Virtual reality for merchandising
The second innovation in merchandising is virtual reality. To understand consumer choice effectively, it is necessary to set up shopper or consumer research. Traditionally, these studies are expensive and time-consuming. Moreover, they are limited from a geographical point of view and can only reach a limited number of targets.
The health crisis has been a major factor in theadoption and dissemination of virtual reality. It has proven to be particularly effective and is now used in many fields. many fields.
In the field of shopper research3D offers many advantages, and is a real breakthrough innovation that allows :
- Reduce considerably the time needed to set up a study (and therefore its cost).
- Reach a wider target more quickly.
- Conducting several studies at the same time.
- Cover a larger geographical area (national/international).
Consumers are looking for new experiences. According to Esteban Kolsky, "72% of customers will share a positive experience with six or more people."
Virtual reality can also be used to analyse the shopping experience in the shop or to test new layouts. Thanks to the digital twin of a 3D shop, Retail Staging makes it easier to define your layout strategy.

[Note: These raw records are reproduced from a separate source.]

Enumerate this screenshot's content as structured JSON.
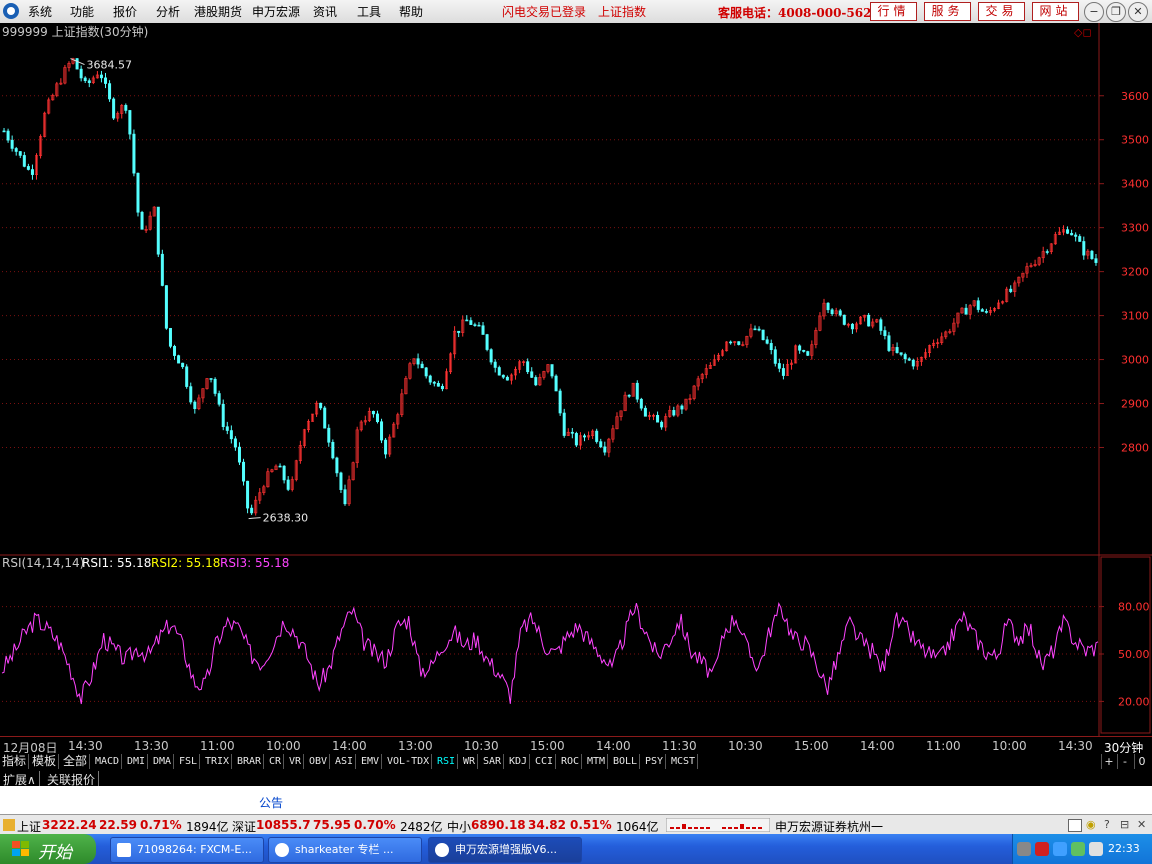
{
  "menu": {
    "items": [
      "系统",
      "功能",
      "报价",
      "分析",
      "港股期货",
      "申万宏源",
      "资讯",
      "工具",
      "帮助"
    ],
    "notice1": "闪电交易已登录",
    "notice2": "上证指数",
    "hotline": "客服电话：4008-000-562",
    "right_buttons": [
      "行情",
      "服务",
      "交易",
      "网站"
    ]
  },
  "chart_data": [
    {
      "type": "candlestick",
      "title": "999999 上证指数(30分钟)",
      "high_label": "3684.57",
      "low_label": "2638.30",
      "ylim": [
        2560,
        3720
      ],
      "yticks": [
        2800,
        2900,
        3000,
        3100,
        3200,
        3300,
        3400,
        3500,
        3600
      ],
      "close_path": [
        3520,
        3470,
        3420,
        3560,
        3630,
        3684.57,
        3620,
        3660,
        3560,
        3580,
        3280,
        3340,
        3040,
        2990,
        2880,
        2980,
        2860,
        2800,
        2638.3,
        2720,
        2760,
        2700,
        2850,
        2900,
        2800,
        2660,
        2860,
        2880,
        2790,
        2900,
        3010,
        2960,
        2930,
        3060,
        3090,
        3060,
        2980,
        2960,
        3000,
        2940,
        2990,
        2840,
        2810,
        2840,
        2800,
        2880,
        2940,
        2880,
        2850,
        2880,
        2900,
        2960,
        2990,
        3050,
        3040,
        3070,
        3030,
        2960,
        3020,
        3000,
        3140,
        3100,
        3080,
        3090,
        3080,
        3020,
        3000,
        2990,
        3040,
        3060,
        3100,
        3130,
        3100,
        3140,
        3160,
        3210,
        3240,
        3280,
        3300,
        3250,
        3222.24
      ]
    },
    {
      "type": "line",
      "title": "RSI(14,14,14)",
      "legend": [
        {
          "label": "RSI1: 55.18",
          "color": "#ffffff"
        },
        {
          "label": "RSI2: 55.18",
          "color": "#ffff00"
        },
        {
          "label": "RSI3: 55.18",
          "color": "#ff44ff"
        }
      ],
      "ylim": [
        0,
        100
      ],
      "yticks": [
        "80.00",
        "50.00",
        "20.00"
      ],
      "series": [
        {
          "values": [
            40,
            50,
            63,
            72,
            66,
            58,
            42,
            22,
            38,
            60,
            52,
            46,
            54,
            49,
            61,
            70,
            55,
            32,
            30,
            58,
            70,
            66,
            50,
            44,
            57,
            72,
            63,
            49,
            30,
            42,
            64,
            78,
            58,
            50,
            46,
            68,
            72,
            40,
            42,
            56,
            64,
            55,
            60,
            46,
            38,
            24,
            66,
            72,
            56,
            50,
            61,
            68,
            58,
            50,
            40,
            60,
            80,
            64,
            48,
            58,
            72,
            52,
            44,
            36,
            66,
            74,
            52,
            42,
            66,
            80,
            60,
            58,
            46,
            28,
            48,
            70,
            58,
            52,
            40,
            72,
            66,
            56,
            50,
            46,
            60,
            74,
            62,
            52,
            48,
            70,
            60,
            66,
            42,
            52,
            70,
            58,
            52,
            55.18
          ]
        }
      ]
    }
  ],
  "time_axis": {
    "labels": [
      "12月08日",
      "14:30",
      "13:30",
      "11:00",
      "10:00",
      "14:00",
      "13:00",
      "10:30",
      "15:00",
      "14:00",
      "11:30",
      "10:30",
      "15:00",
      "14:00",
      "11:00",
      "10:00",
      "14:30"
    ],
    "period": "30分钟"
  },
  "indicator_tabs": [
    "指标",
    "模板",
    "全部",
    "MACD",
    "DMI",
    "DMA",
    "FSL",
    "TRIX",
    "BRAR",
    "CR",
    "VR",
    "OBV",
    "ASI",
    "EMV",
    "VOL-TDX",
    "RSI",
    "WR",
    "SAR",
    "KDJ",
    "CCI",
    "ROC",
    "MTM",
    "BOLL",
    "PSY",
    "MCST"
  ],
  "active_tab": "RSI",
  "tab_controls": [
    "+",
    "-",
    "0"
  ],
  "extend_tabs": [
    "扩展∧",
    "关联报价"
  ],
  "announce_title": "公告",
  "status": {
    "sh_label": "上证",
    "sh_value": "3222.24",
    "sh_change": "22.59",
    "sh_pct": "0.71%",
    "sh_amount": "1894亿",
    "sz_label": "深证",
    "sz_value": "10855.7",
    "sz_change": "75.95",
    "sz_pct": "0.70%",
    "sz_amount": "2482亿",
    "zx_label": "中小",
    "zx_value": "6890.18",
    "zx_change": "34.82",
    "zx_pct": "0.51%",
    "zx_amount": "1064亿",
    "broker": "申万宏源证券杭州一"
  },
  "taskbar": {
    "start": "开始",
    "tasks": [
      "71098264: FXCM-E...",
      "sharkeater 专栏 ...",
      "申万宏源增强版V6..."
    ],
    "clock": "22:33"
  }
}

The VR showroom at the service of merchandising
The third innovation in merchandising is the virtual showroom. A virtual showroom in 360° makes it possible to offer a physical experience in digital.
The use of a digital twin allows for a complete rethinking of the customer's journey in the shop, in order to offer a different and immersive experience. It is a further step in improving the layout of the store and merchandising in general. Indeed, you can create a immersive shopping experience within a virtual showroom. You can guide the customer to the products they like, direct them to additional purchases, and still give them a great deal of freedom to act, responding to their need for autonomy. This experience can also serve as a link with physical shops. Two figures to remember: 60% of those who have already bought via a virtual shop want to do so again; 70% of consumers who have visited a virtual shop have transformed their purchases.
How will merchandising innovations evolve?
The advent of Web 3.0, and more particularly the metaverse (a persistent virtual space accessible through an avatar), foreshadows the revolution that is shaking up retail. And for good reason, 60% of young and future consumers think that brands should the metaverse to sell. Merchandising, and more generally the retail sector, must now take into account these new opportunities and the consumer behaviours associated with them: NFT, cryptocurrency, D2A.
9 success factors for merchandising
In 1963, Charles Kepner outlined a set of five rules for optimising merchandising in his book Modern Supermarket Operations :
- The right product
- The right price
- The right place
- The right time
- The right amount
Nowadays, these processes can be taken even further. In our view, the arrival of new means, as we have seen earlier in the article, offers further rules for maximising merchandising:
- The right information: an XXL product sheet, with photos, videos, QR codes.
- The right presentation: a fully customisable and modular 3D world.
- The right atmosphere: conveying the brand's image to customers.
- The right availability: selling online and connected to your Shopify inventory.
Innovations in the shopping experience go beyond Charles Kepner's postulates and start a revolution in merchandising, and more generally in retail.
Don't miss out, the virtual commerce (v-commerce) is the future of commerce!